“It’s a great opportunity to compare all these methodologies with each other, which has never been done before,” said Angelika Dimoka, director of the Center for Neural Decision Making and an associate professor of marketing and management information systems (MIS). “We’ll also be able to identify specific points in the 30-second commercials that can help us further understand what drives sales.” Dimoka is leading the study with MIS Professor Paul A. Pavlou and Vinod Venkatraman, an assistant professor of marketing and supply chain management and associate director of the Center for Neural Decision Making.
Jim Thompson, a Fox alumnus and executive-in-residence at the center, facilitated the relationship with the ARF by inviting members of the foundation and other practitioners to participate in the second annual Interdisciplinary Symposium of Decision Neuroscience, held in 2011 at Temple.
“This was a unique conference in that both academics and commercial practitioners attended and participated,” said Thompson, former global president and CEO of Ipsos ASI, a leading advertising research company. “It was the credibility of that conference that facilitated this collaboration, and it clearly established the Center for Neural Decision Making as the leader in bridging scholarly academic research with industry practice.
ARF members that are supporting the project will be able to glean insight from the comprehensiveness of the study, which would likely be cost prohibitive for just one firm to conduct, while also benefitting from the scholarly rigor of it. An advisory board constituted of top academic and industry experts is overseeing each method the center uses, to ensure protocols are designed, executed and analyzed correctly.

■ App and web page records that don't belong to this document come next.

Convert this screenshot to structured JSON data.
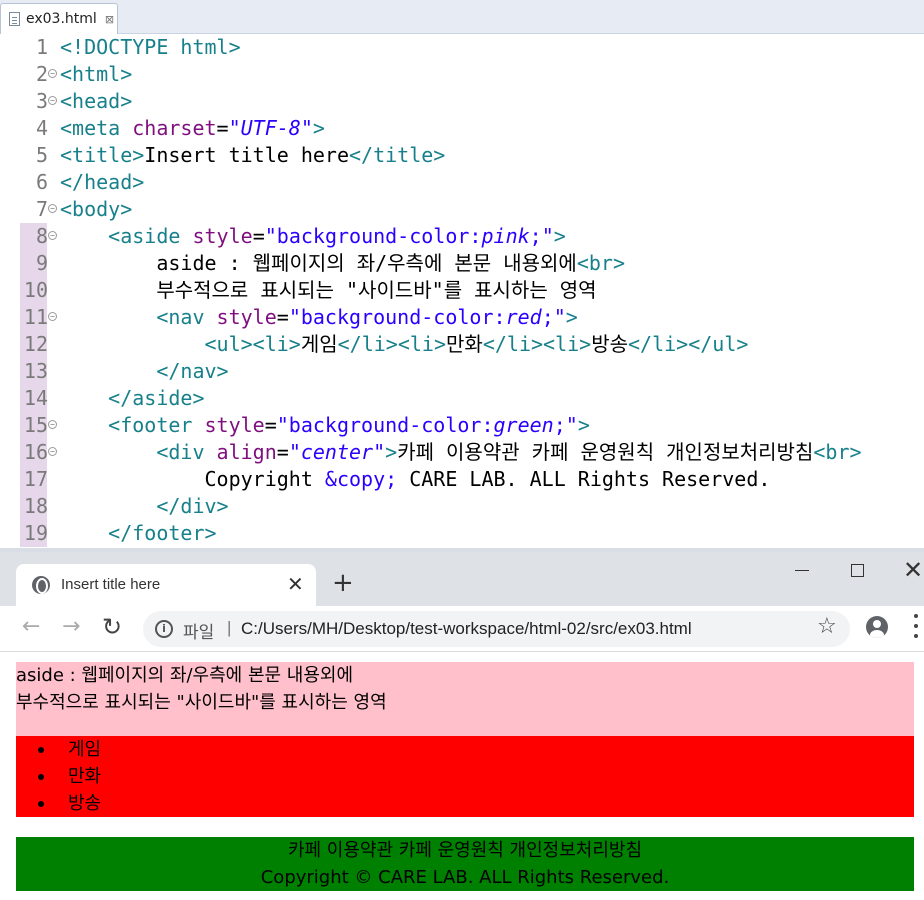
{
  "editor": {
    "tab_name": "ex03.html",
    "tab_close": "⊠",
    "lines": [
      {
        "n": "1",
        "segs": [
          [
            "t-doctype",
            "<!DOCTYPE html>"
          ]
        ]
      },
      {
        "n": "2",
        "fold": true,
        "segs": [
          [
            "t-tag",
            "<html>"
          ]
        ]
      },
      {
        "n": "3",
        "fold": true,
        "segs": [
          [
            "t-tag",
            "<head>"
          ]
        ]
      },
      {
        "n": "4",
        "segs": [
          [
            "t-tag",
            "<meta "
          ],
          [
            "t-attr",
            "charset"
          ],
          [
            "t-text",
            "="
          ],
          [
            "t-val",
            "\"UTF-8\""
          ],
          [
            "t-tag",
            ">"
          ]
        ]
      },
      {
        "n": "5",
        "segs": [
          [
            "t-tag",
            "<title>"
          ],
          [
            "t-text",
            "Insert title here"
          ],
          [
            "t-tag",
            "</title>"
          ]
        ]
      },
      {
        "n": "6",
        "segs": [
          [
            "t-tag",
            "</head>"
          ]
        ]
      },
      {
        "n": "7",
        "fold": true,
        "segs": [
          [
            "t-tag",
            "<body>"
          ]
        ]
      },
      {
        "n": "8",
        "fold": true,
        "segs": [
          [
            "t-text",
            "    "
          ],
          [
            "t-tag",
            "<aside "
          ],
          [
            "t-attr",
            "style"
          ],
          [
            "t-text",
            "="
          ],
          [
            "t-str",
            "\"background-color:"
          ],
          [
            "t-val",
            "pink"
          ],
          [
            "t-str",
            ";\""
          ],
          [
            "t-tag",
            ">"
          ]
        ]
      },
      {
        "n": "9",
        "segs": [
          [
            "t-text",
            "        aside : 웹페이지의 좌/우측에 본문 내용외에"
          ],
          [
            "t-tag",
            "<br>"
          ]
        ]
      },
      {
        "n": "10",
        "segs": [
          [
            "t-text",
            "        부수적으로 표시되는 \"사이드바\"를 표시하는 영역"
          ]
        ]
      },
      {
        "n": "11",
        "fold": true,
        "segs": [
          [
            "t-text",
            "        "
          ],
          [
            "t-tag",
            "<nav "
          ],
          [
            "t-attr",
            "style"
          ],
          [
            "t-text",
            "="
          ],
          [
            "t-str",
            "\"background-color:"
          ],
          [
            "t-val",
            "red"
          ],
          [
            "t-str",
            ";\""
          ],
          [
            "t-tag",
            ">"
          ]
        ]
      },
      {
        "n": "12",
        "segs": [
          [
            "t-text",
            "            "
          ],
          [
            "t-tag",
            "<ul><li>"
          ],
          [
            "t-text",
            "게임"
          ],
          [
            "t-tag",
            "</li><li>"
          ],
          [
            "t-text",
            "만화"
          ],
          [
            "t-tag",
            "</li><li>"
          ],
          [
            "t-text",
            "방송"
          ],
          [
            "t-tag",
            "</li></ul>"
          ]
        ]
      },
      {
        "n": "13",
        "segs": [
          [
            "t-text",
            "        "
          ],
          [
            "t-tag",
            "</nav>"
          ]
        ]
      },
      {
        "n": "14",
        "segs": [
          [
            "t-text",
            "    "
          ],
          [
            "t-tag",
            "</aside>"
          ]
        ]
      },
      {
        "n": "15",
        "fold": true,
        "segs": [
          [
            "t-text",
            "    "
          ],
          [
            "t-tag",
            "<footer "
          ],
          [
            "t-attr",
            "style"
          ],
          [
            "t-text",
            "="
          ],
          [
            "t-str",
            "\"background-color:"
          ],
          [
            "t-val",
            "green"
          ],
          [
            "t-str",
            ";\""
          ],
          [
            "t-tag",
            ">"
          ]
        ]
      },
      {
        "n": "16",
        "fold": true,
        "segs": [
          [
            "t-text",
            "        "
          ],
          [
            "t-tag",
            "<div "
          ],
          [
            "t-attr",
            "align"
          ],
          [
            "t-text",
            "="
          ],
          [
            "t-val",
            "\"center\""
          ],
          [
            "t-tag",
            ">"
          ],
          [
            "t-text",
            "카페 이용약관 카페 운영원칙 개인정보처리방침"
          ],
          [
            "t-tag",
            "<br>"
          ]
        ]
      },
      {
        "n": "17",
        "segs": [
          [
            "t-text",
            "            Copyright "
          ],
          [
            "t-ent",
            "&copy;"
          ],
          [
            "t-text",
            " CARE LAB. ALL Rights Reserved."
          ]
        ]
      },
      {
        "n": "18",
        "segs": [
          [
            "t-text",
            "        "
          ],
          [
            "t-tag",
            "</div>"
          ]
        ]
      },
      {
        "n": "19",
        "segs": [
          [
            "t-text",
            "    "
          ],
          [
            "t-tag",
            "</footer>"
          ]
        ]
      }
    ]
  },
  "browser": {
    "tab_title": "Insert title here",
    "tab_close": "✕",
    "new_tab": "+",
    "window_close": "✕",
    "nav_back": "←",
    "nav_forward": "→",
    "nav_reload": "↻",
    "info_glyph": "i",
    "scheme_label": "파일",
    "separator": "|",
    "url": "C:/Users/MH/Desktop/test-workspace/html-02/src/ex03.html",
    "star_glyph": "☆"
  },
  "page": {
    "aside_line1": "aside : 웹페이지의 좌/우측에 본문 내용외에",
    "aside_line2": "부수적으로 표시되는 \"사이드바\"를 표시하는 영역",
    "nav_items": [
      "게임",
      "만화",
      "방송"
    ],
    "footer_line1": "카페 이용약관 카페 운영원칙 개인정보처리방침",
    "footer_line2": "Copyright © CARE LAB. ALL Rights Reserved."
  },
  "colors": {
    "aside_bg": "pink",
    "nav_bg": "red",
    "footer_bg": "green",
    "tag": "#17808a",
    "attr": "#7f0f7f",
    "value": "#2a00ff"
  },
  "icons": [
    "file-icon",
    "globe-icon",
    "info-icon",
    "star-icon",
    "profile-icon",
    "menu-icon"
  ]
}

“This is a differentiating point for Temple and the Fox School,” Thompson said of the project and the Center for Neural Decision Making. “If companies are doing anything at all with neuroscience or biometrics, Temple could be the first school they think of as a result of this study.” –Brandon Lausch
Making decisions is a central human activity that is fundamental to the life of individuals, organizations and society. What car you choose to purchase, what person you choose to marry, what politician you vote for, where you chose to invest—all of these are important decisions that affect your life. There are hundreds of books on the market offering advice on decision-making strategies. However, the more fundamental (and ultimately more essential) question is: what is your brain actually doing when you make a decision? And what more can we learn about decision-making by looking under the hood and into the brain? Answers to these questions have far-reaching implications for all aspects of our society.